**PROMPT**.
Please copy out each line of the entries in which "name" appears.
────────────────
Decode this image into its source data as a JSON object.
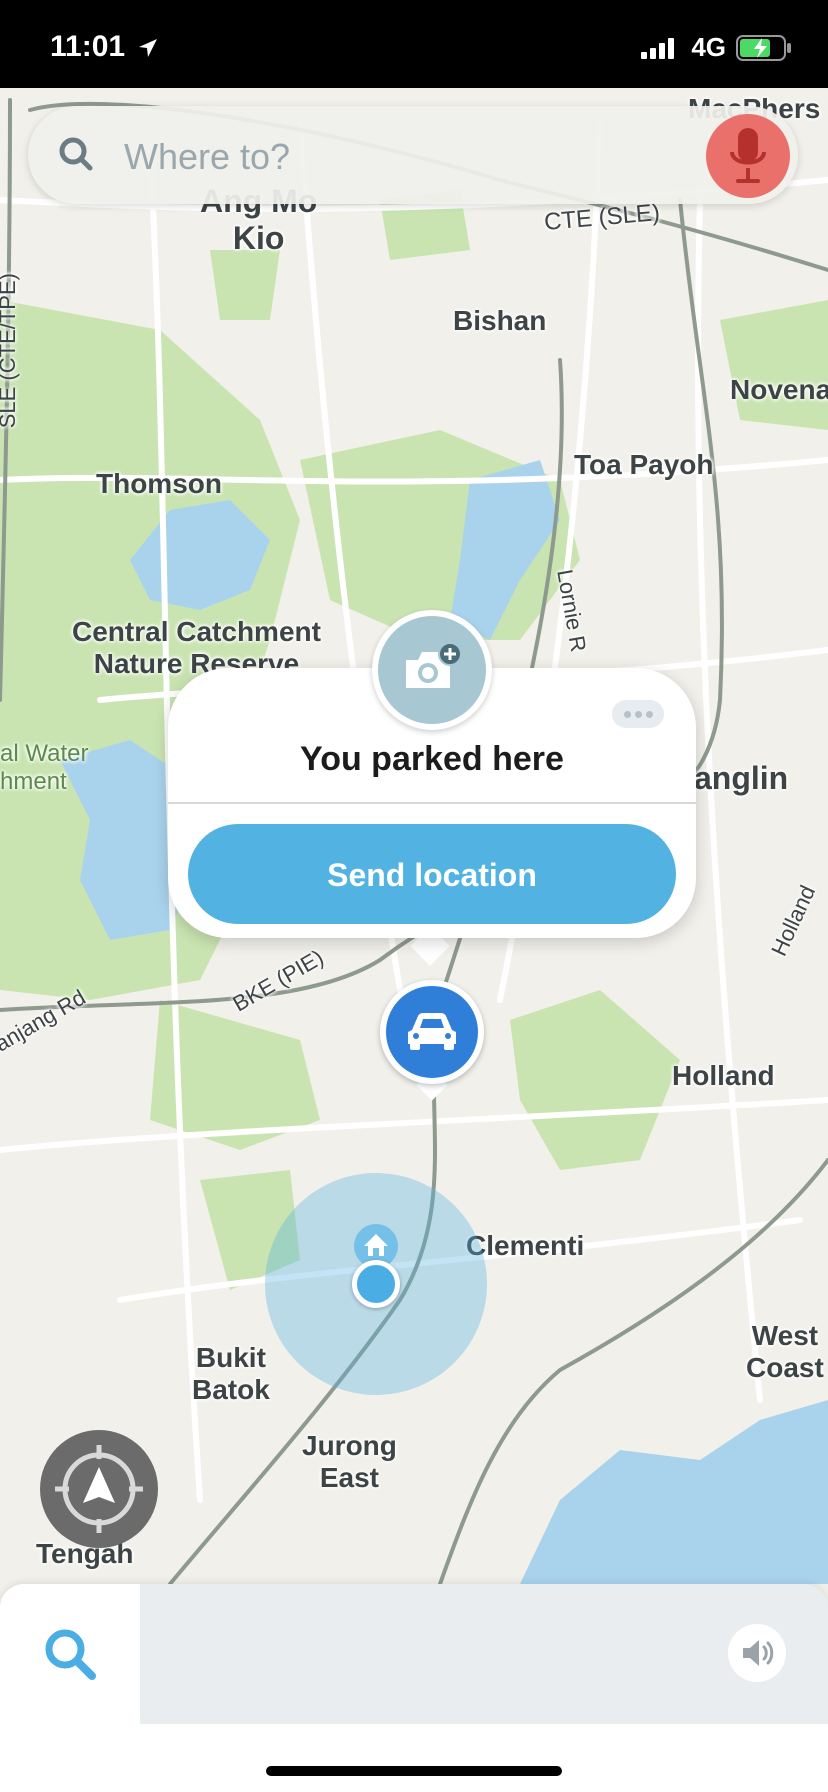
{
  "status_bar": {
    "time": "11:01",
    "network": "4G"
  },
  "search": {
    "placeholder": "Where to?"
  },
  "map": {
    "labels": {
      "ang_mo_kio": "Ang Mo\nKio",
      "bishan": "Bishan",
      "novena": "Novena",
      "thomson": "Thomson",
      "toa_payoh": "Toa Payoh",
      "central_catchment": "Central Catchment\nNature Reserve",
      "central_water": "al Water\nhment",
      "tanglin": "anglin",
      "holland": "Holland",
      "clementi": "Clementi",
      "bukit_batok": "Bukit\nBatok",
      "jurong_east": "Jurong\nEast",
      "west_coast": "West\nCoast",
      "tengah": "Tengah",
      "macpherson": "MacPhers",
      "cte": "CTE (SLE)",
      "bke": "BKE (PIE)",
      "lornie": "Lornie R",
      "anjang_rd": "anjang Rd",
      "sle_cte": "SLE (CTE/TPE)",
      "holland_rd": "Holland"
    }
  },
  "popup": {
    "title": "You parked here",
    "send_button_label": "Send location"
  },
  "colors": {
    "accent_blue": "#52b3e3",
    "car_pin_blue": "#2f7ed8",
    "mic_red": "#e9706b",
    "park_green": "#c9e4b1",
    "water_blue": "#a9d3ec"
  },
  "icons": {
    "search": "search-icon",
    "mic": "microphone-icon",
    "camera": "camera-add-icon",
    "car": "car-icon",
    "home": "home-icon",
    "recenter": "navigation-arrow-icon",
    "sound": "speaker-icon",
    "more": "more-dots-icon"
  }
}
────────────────
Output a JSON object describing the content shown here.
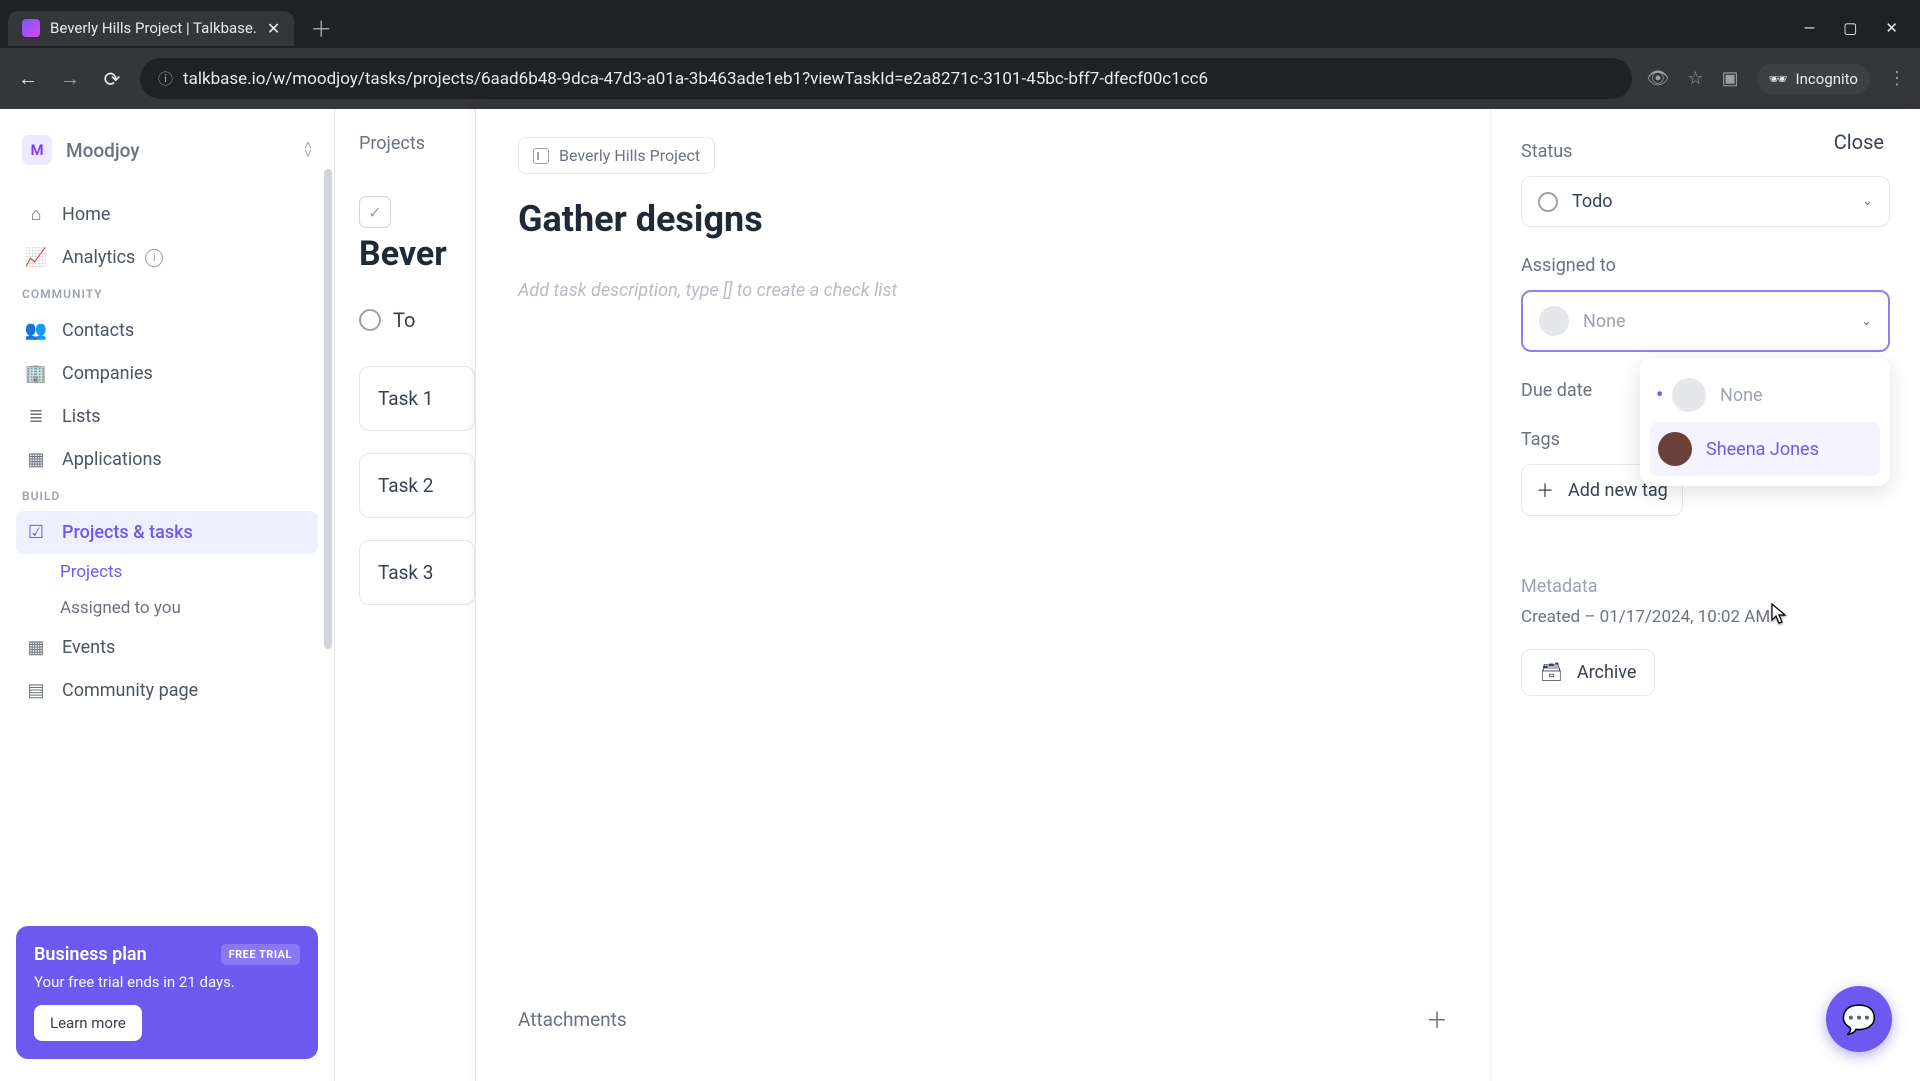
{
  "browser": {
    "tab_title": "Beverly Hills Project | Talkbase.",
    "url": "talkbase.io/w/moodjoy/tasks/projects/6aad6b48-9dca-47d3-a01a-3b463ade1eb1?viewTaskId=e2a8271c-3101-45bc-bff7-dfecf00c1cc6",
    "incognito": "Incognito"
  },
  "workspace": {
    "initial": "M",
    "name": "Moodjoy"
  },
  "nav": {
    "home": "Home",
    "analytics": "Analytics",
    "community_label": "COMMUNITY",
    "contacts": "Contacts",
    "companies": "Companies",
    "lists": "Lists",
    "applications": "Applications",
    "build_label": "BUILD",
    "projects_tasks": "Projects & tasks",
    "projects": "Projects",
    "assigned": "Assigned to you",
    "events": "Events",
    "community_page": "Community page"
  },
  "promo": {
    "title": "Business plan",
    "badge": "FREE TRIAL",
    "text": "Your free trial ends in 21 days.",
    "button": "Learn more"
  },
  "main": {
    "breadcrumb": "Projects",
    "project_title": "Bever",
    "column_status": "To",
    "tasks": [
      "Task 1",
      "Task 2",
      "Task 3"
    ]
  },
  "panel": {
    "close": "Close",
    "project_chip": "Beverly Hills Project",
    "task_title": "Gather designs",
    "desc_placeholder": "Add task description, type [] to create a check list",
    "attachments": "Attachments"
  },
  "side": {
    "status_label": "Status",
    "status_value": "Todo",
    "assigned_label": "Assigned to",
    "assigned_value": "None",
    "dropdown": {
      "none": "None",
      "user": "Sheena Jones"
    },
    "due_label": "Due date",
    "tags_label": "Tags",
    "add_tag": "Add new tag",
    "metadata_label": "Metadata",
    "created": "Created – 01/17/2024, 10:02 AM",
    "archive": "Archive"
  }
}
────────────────
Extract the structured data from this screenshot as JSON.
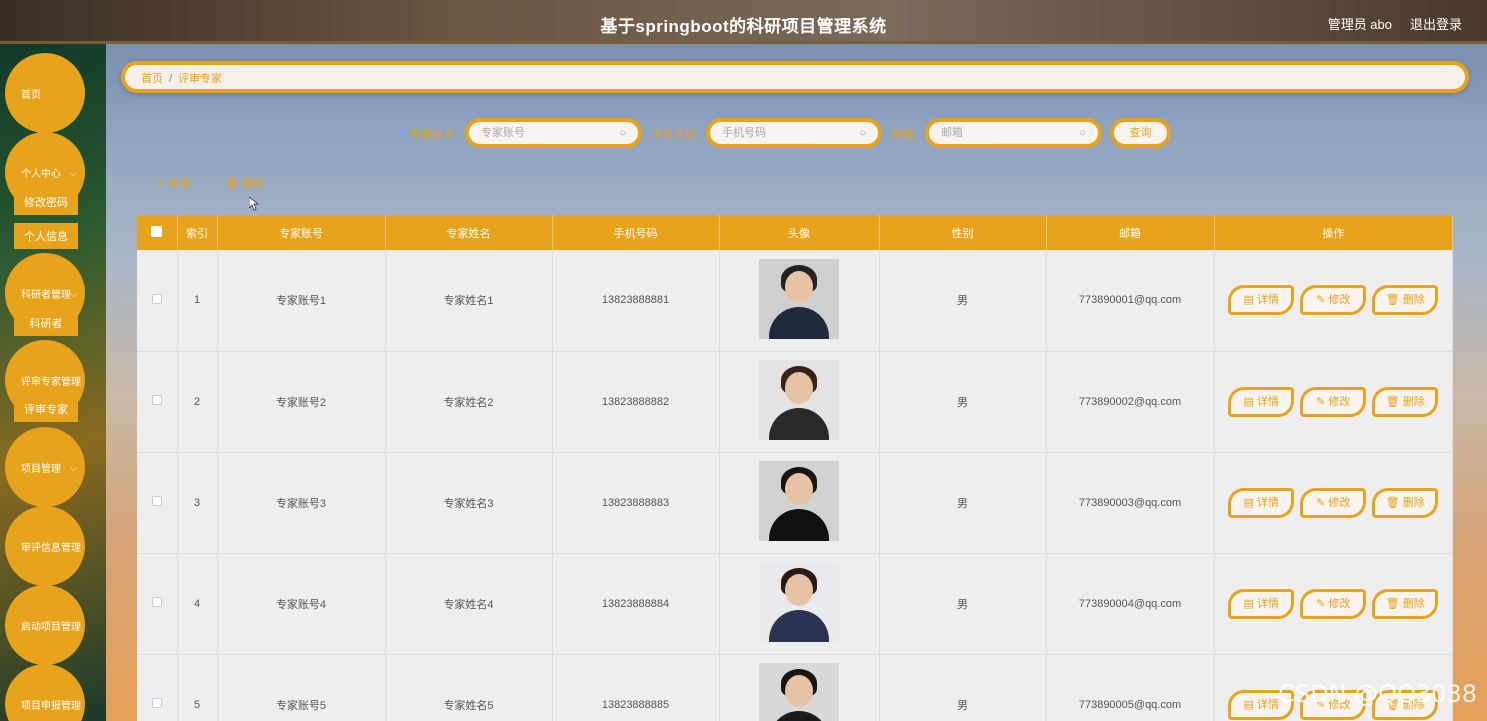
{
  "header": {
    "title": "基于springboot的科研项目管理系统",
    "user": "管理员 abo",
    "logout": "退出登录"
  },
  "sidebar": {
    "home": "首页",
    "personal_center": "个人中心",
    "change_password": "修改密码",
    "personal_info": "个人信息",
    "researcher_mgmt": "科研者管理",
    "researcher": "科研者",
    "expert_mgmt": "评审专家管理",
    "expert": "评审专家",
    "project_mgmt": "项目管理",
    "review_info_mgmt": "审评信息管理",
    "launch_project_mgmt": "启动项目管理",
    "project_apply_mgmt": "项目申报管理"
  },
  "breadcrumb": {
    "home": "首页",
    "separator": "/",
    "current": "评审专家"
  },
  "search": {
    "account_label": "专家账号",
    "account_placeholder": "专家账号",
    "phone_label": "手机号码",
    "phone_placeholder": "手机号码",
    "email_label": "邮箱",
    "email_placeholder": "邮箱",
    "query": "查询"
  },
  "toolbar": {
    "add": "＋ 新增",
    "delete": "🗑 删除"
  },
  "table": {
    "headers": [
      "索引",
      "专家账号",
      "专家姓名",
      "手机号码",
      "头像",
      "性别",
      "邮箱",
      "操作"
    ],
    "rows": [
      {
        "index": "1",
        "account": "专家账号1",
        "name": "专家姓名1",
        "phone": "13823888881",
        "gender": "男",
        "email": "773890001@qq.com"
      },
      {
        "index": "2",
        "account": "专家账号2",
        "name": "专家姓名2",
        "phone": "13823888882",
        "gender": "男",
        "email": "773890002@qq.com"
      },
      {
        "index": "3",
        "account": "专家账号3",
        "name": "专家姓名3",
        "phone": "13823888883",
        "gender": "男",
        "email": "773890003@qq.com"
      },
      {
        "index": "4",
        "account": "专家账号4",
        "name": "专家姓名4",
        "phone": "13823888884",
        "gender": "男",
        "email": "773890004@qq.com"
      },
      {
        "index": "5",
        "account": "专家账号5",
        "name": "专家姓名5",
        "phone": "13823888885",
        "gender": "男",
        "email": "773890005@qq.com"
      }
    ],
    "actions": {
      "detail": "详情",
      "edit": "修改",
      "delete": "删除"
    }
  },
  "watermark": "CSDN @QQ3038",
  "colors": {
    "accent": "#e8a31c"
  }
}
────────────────
**TASK ANSWER**.
    "name": "Moodjoy"
        "name": "专家姓名1",
        "name": "专家姓名2",
        "name": "专家姓名3",
        "name": "专家姓名4",
        "name": "专家姓名5",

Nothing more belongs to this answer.